Exercise goal ▸
Reading the records beneath this task, work out how many lines contain the word "home" and reply with only that number.

(Stored items)
<<<<
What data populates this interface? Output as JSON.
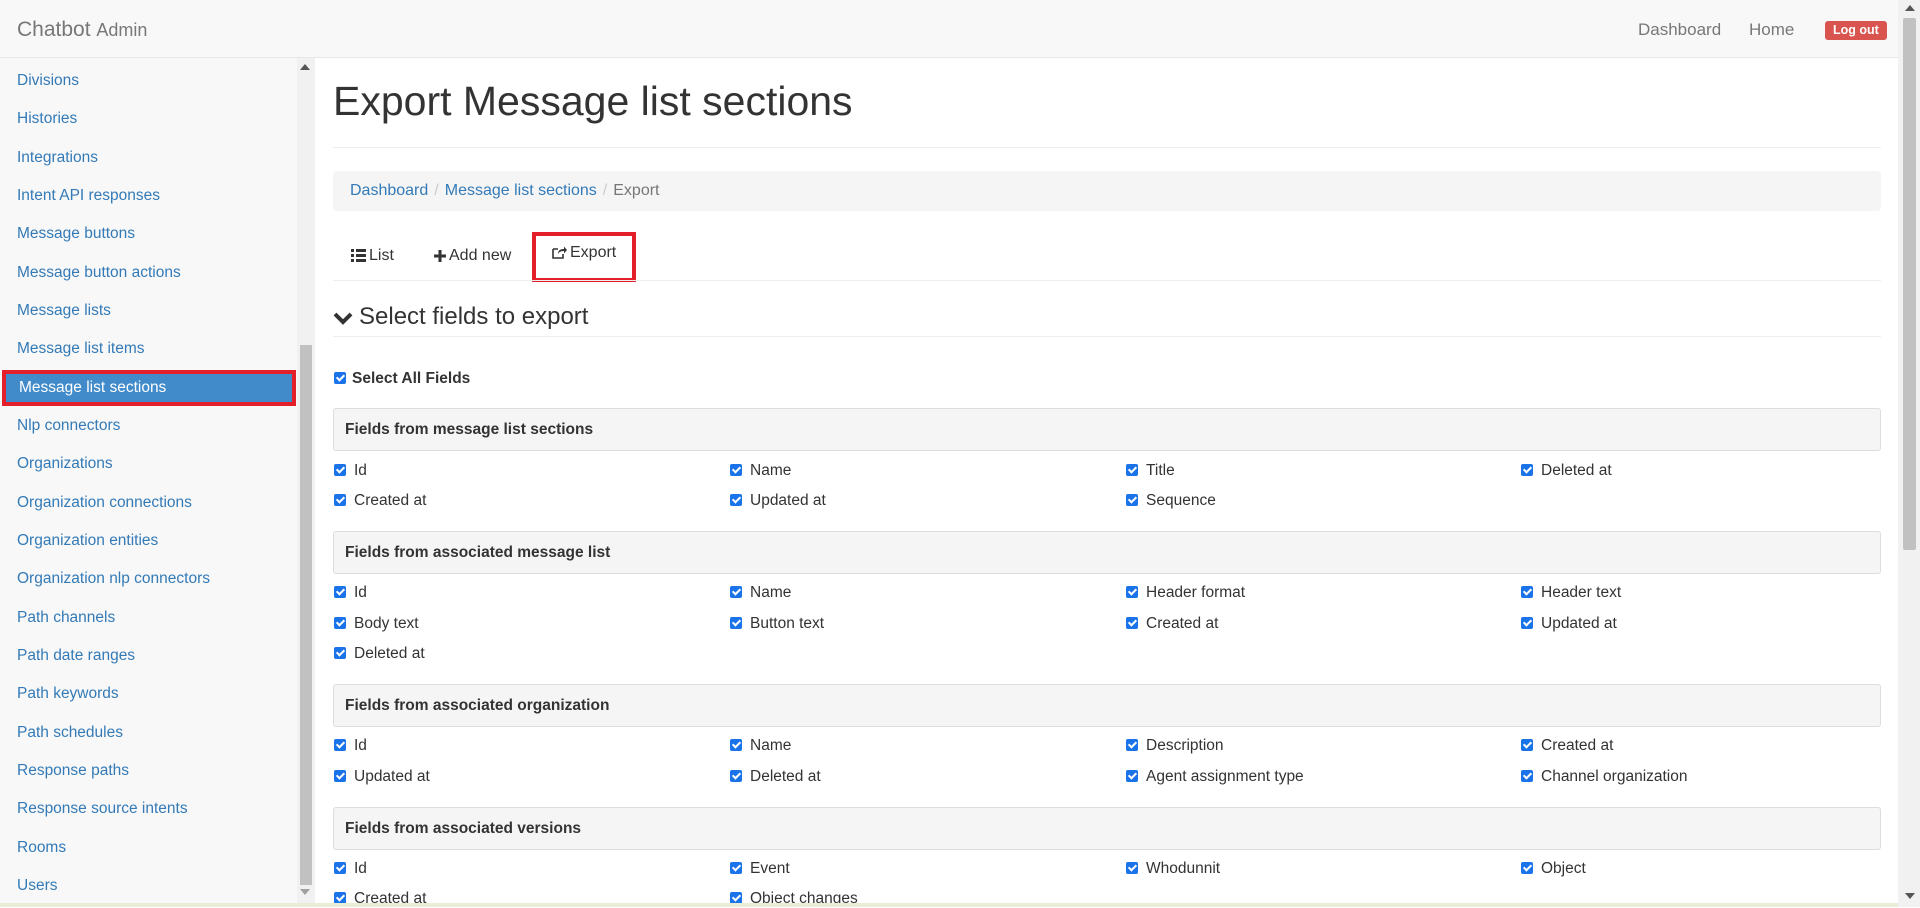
{
  "navbar": {
    "brand": "Chatbot",
    "brand_sub": "Admin",
    "dashboard": "Dashboard",
    "home": "Home",
    "logout": "Log out"
  },
  "sidebar": {
    "items": [
      {
        "label": "Divisions"
      },
      {
        "label": "Histories"
      },
      {
        "label": "Integrations"
      },
      {
        "label": "Intent API responses"
      },
      {
        "label": "Message buttons"
      },
      {
        "label": "Message button actions"
      },
      {
        "label": "Message lists"
      },
      {
        "label": "Message list items"
      },
      {
        "label": "Message list sections",
        "active": true
      },
      {
        "label": "Nlp connectors"
      },
      {
        "label": "Organizations"
      },
      {
        "label": "Organization connections"
      },
      {
        "label": "Organization entities"
      },
      {
        "label": "Organization nlp connectors"
      },
      {
        "label": "Path channels"
      },
      {
        "label": "Path date ranges"
      },
      {
        "label": "Path keywords"
      },
      {
        "label": "Path schedules"
      },
      {
        "label": "Response paths"
      },
      {
        "label": "Response source intents"
      },
      {
        "label": "Rooms"
      },
      {
        "label": "Users"
      }
    ]
  },
  "page": {
    "title": "Export Message list sections",
    "breadcrumb": {
      "dashboard": "Dashboard",
      "section": "Message list sections",
      "current": "Export"
    },
    "tabs": {
      "list": "List",
      "add_new": "Add new",
      "export": "Export"
    },
    "section_title": "Select fields to export",
    "select_all": "Select All Fields"
  },
  "groups": [
    {
      "title": "Fields from message list sections",
      "fields": [
        "Id",
        "Name",
        "Title",
        "Deleted at",
        "Created at",
        "Updated at",
        "Sequence"
      ]
    },
    {
      "title": "Fields from associated message list",
      "fields": [
        "Id",
        "Name",
        "Header format",
        "Header text",
        "Body text",
        "Button text",
        "Created at",
        "Updated at",
        "Deleted at"
      ]
    },
    {
      "title": "Fields from associated organization",
      "fields": [
        "Id",
        "Name",
        "Description",
        "Created at",
        "Updated at",
        "Deleted at",
        "Agent assignment type",
        "Channel organization"
      ]
    },
    {
      "title": "Fields from associated versions",
      "fields": [
        "Id",
        "Event",
        "Whodunnit",
        "Object",
        "Created at",
        "Object changes"
      ]
    }
  ],
  "colors": {
    "accent": "#337ab7",
    "active": "#428bca",
    "highlight": "#e3202a",
    "checkbox": "#1a73e8",
    "danger": "#d9534f"
  }
}
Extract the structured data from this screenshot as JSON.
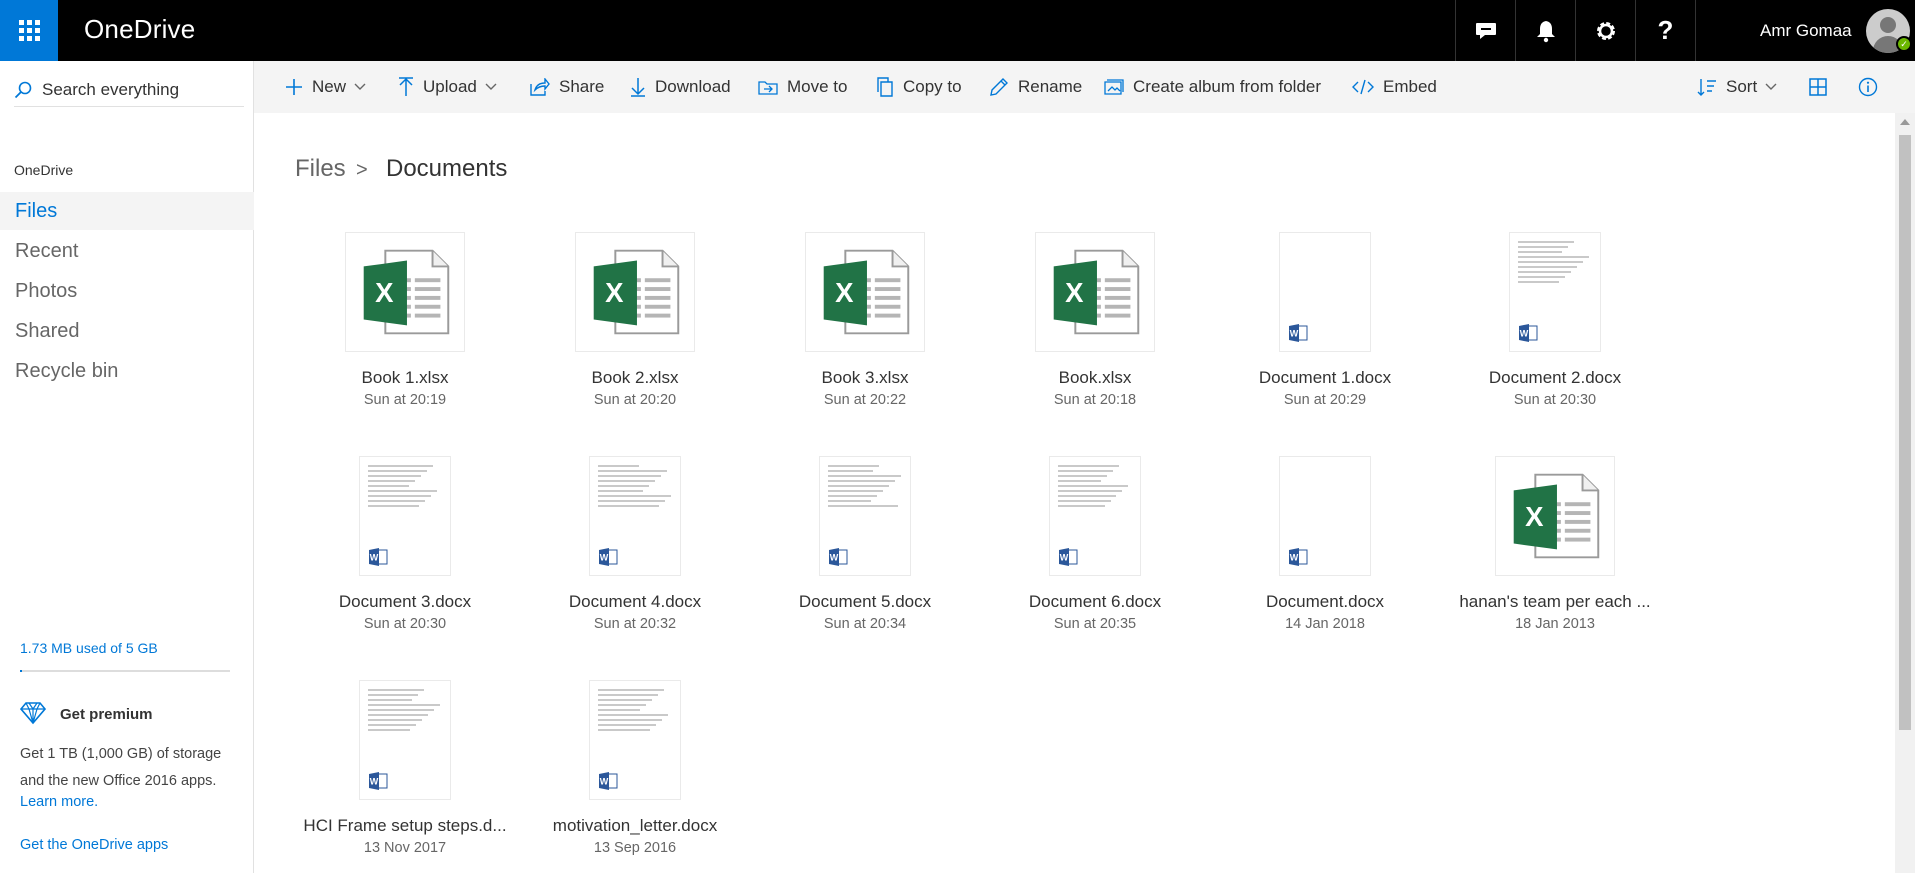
{
  "app": {
    "title": "OneDrive"
  },
  "topbar": {
    "icons": [
      "feedback-icon",
      "bell-icon",
      "gear-icon",
      "help-icon"
    ],
    "user_name": "Amr Gomaa"
  },
  "search": {
    "placeholder": "Search everything"
  },
  "sidebar": {
    "heading": "OneDrive",
    "items": [
      {
        "label": "Files",
        "active": true
      },
      {
        "label": "Recent",
        "active": false
      },
      {
        "label": "Photos",
        "active": false
      },
      {
        "label": "Shared",
        "active": false
      },
      {
        "label": "Recycle bin",
        "active": false
      }
    ],
    "storage_text": "1.73 MB used of 5 GB",
    "storage_fraction": 0.0003,
    "premium_title": "Get premium",
    "premium_text": "Get 1 TB (1,000 GB) of storage and the new Office 2016 apps.",
    "learn_more": "Learn more.",
    "get_apps": "Get the OneDrive apps"
  },
  "commands": {
    "new": "New",
    "upload": "Upload",
    "share": "Share",
    "download": "Download",
    "move_to": "Move to",
    "copy_to": "Copy to",
    "rename": "Rename",
    "create_album": "Create album from folder",
    "embed": "Embed",
    "sort": "Sort"
  },
  "breadcrumb": {
    "root": "Files",
    "separator": ">",
    "current": "Documents"
  },
  "files": [
    {
      "name": "Book 1.xlsx",
      "date": "Sun at 20:19",
      "kind": "excel"
    },
    {
      "name": "Book 2.xlsx",
      "date": "Sun at 20:20",
      "kind": "excel"
    },
    {
      "name": "Book 3.xlsx",
      "date": "Sun at 20:22",
      "kind": "excel"
    },
    {
      "name": "Book.xlsx",
      "date": "Sun at 20:18",
      "kind": "excel"
    },
    {
      "name": "Document 1.docx",
      "date": "Sun at 20:29",
      "kind": "word-blank"
    },
    {
      "name": "Document 2.docx",
      "date": "Sun at 20:30",
      "kind": "word"
    },
    {
      "name": "Document 3.docx",
      "date": "Sun at 20:30",
      "kind": "word"
    },
    {
      "name": "Document 4.docx",
      "date": "Sun at 20:32",
      "kind": "word"
    },
    {
      "name": "Document 5.docx",
      "date": "Sun at 20:34",
      "kind": "word"
    },
    {
      "name": "Document 6.docx",
      "date": "Sun at 20:35",
      "kind": "word"
    },
    {
      "name": "Document.docx",
      "date": "14 Jan 2018",
      "kind": "word-blank"
    },
    {
      "name": "hanan's team per each ...",
      "date": "18 Jan 2013",
      "kind": "excel"
    },
    {
      "name": "HCI Frame setup steps.d...",
      "date": "13 Nov 2017",
      "kind": "word"
    },
    {
      "name": "motivation_letter.docx",
      "date": "13 Sep 2016",
      "kind": "word"
    }
  ],
  "colors": {
    "accent": "#0078d7",
    "excel": "#217346",
    "word": "#2b579a",
    "topbar": "#000000"
  }
}
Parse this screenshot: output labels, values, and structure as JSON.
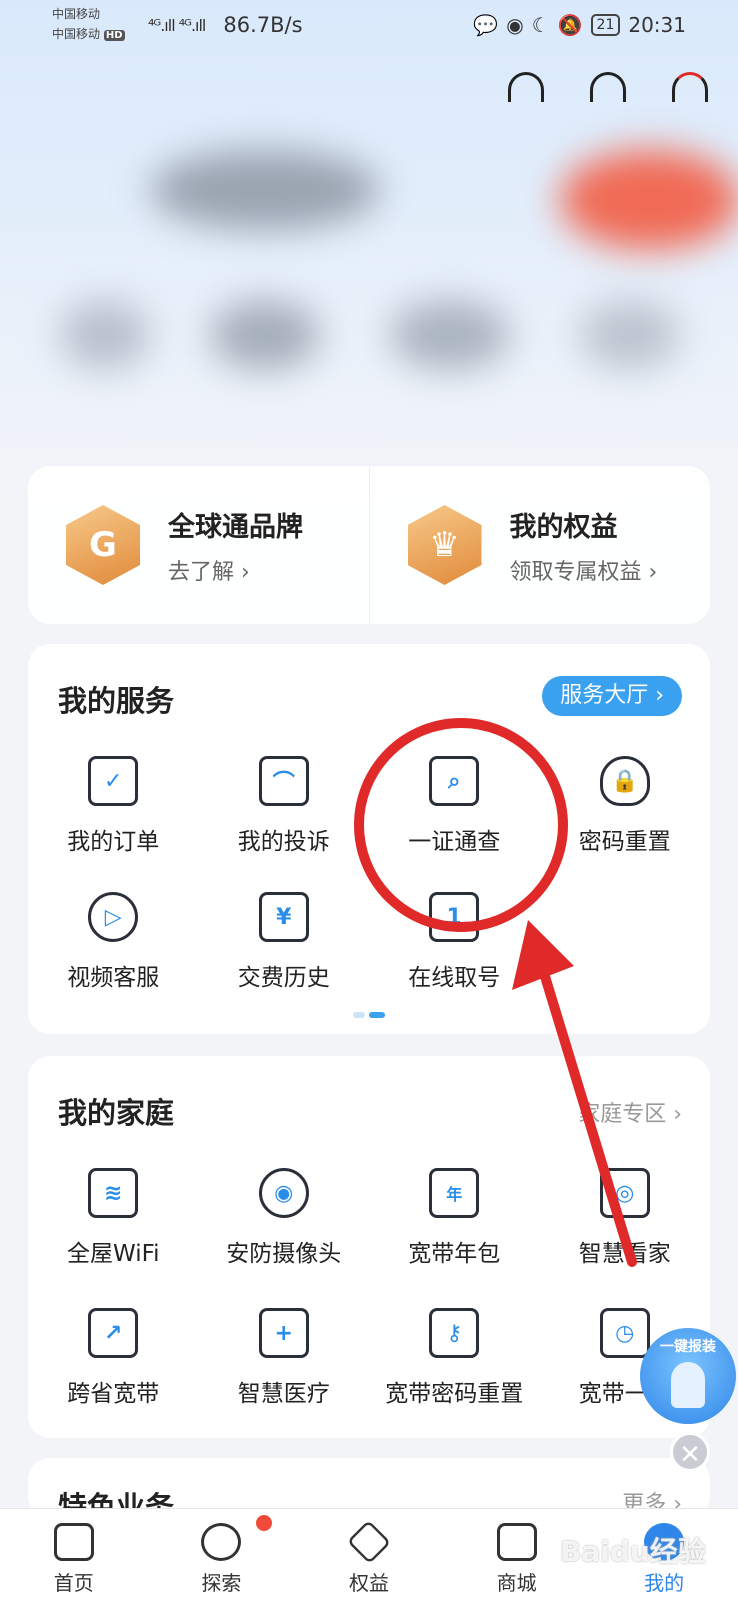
{
  "status_bar": {
    "carrier1": "中国移动",
    "carrier2": "中国移动",
    "hd": "HD",
    "signal": "⁴ᴳ.ıll ⁴ᴳ.ıll",
    "net_speed": "86.7B/s",
    "battery": "21",
    "time": "20:31"
  },
  "brand": {
    "left": {
      "title": "全球通品牌",
      "sub": "去了解 ›"
    },
    "right": {
      "title": "我的权益",
      "sub": "领取专属权益 ›"
    }
  },
  "services": {
    "title": "我的服务",
    "hall_button": "服务大厅 ›",
    "items": [
      {
        "label": "我的订单",
        "icon": "clipboard-check-icon",
        "glyph": "✓"
      },
      {
        "label": "我的投诉",
        "icon": "chat-bubble-icon",
        "glyph": "⌒"
      },
      {
        "label": "一证通查",
        "icon": "document-search-icon",
        "glyph": "⌕"
      },
      {
        "label": "密码重置",
        "icon": "shield-lock-icon",
        "glyph": "🔒"
      },
      {
        "label": "视频客服",
        "icon": "headset-icon",
        "glyph": "▷"
      },
      {
        "label": "交费历史",
        "icon": "receipt-yen-icon",
        "glyph": "¥"
      },
      {
        "label": "在线取号",
        "icon": "ticket-number-icon",
        "glyph": "1"
      }
    ]
  },
  "family": {
    "title": "我的家庭",
    "zone_link": "家庭专区 ›",
    "items": [
      {
        "label": "全屋WiFi",
        "icon": "home-wifi-icon",
        "glyph": "≋"
      },
      {
        "label": "安防摄像头",
        "icon": "camera-icon",
        "glyph": "◉"
      },
      {
        "label": "宽带年包",
        "icon": "router-year-icon",
        "glyph": "年"
      },
      {
        "label": "智慧看家",
        "icon": "home-camera-icon",
        "glyph": "◎"
      },
      {
        "label": "跨省宽带",
        "icon": "monitor-share-icon",
        "glyph": "↗"
      },
      {
        "label": "智慧医疗",
        "icon": "medical-kit-icon",
        "glyph": "+"
      },
      {
        "label": "宽带密码重置",
        "icon": "monitor-key-icon",
        "glyph": "⚷"
      },
      {
        "label": "宽带一键",
        "icon": "monitor-clock-icon",
        "glyph": "◷"
      }
    ]
  },
  "next_section": {
    "title": "特色业务",
    "more": "更多 ›"
  },
  "floating": {
    "title": "一键报装",
    "close": "✕"
  },
  "bottom_nav": [
    {
      "label": "首页",
      "icon": "home-tab-icon"
    },
    {
      "label": "探索",
      "icon": "compass-icon"
    },
    {
      "label": "权益",
      "icon": "diamond-icon"
    },
    {
      "label": "商城",
      "icon": "shopping-bag-icon"
    },
    {
      "label": "我的",
      "icon": "profile-icon"
    }
  ],
  "watermark": "Baidu经验",
  "colors": {
    "accent": "#3aa0f0",
    "annotation": "#e02a2a",
    "badge": "#f04a3a"
  }
}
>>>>
Result ▸
4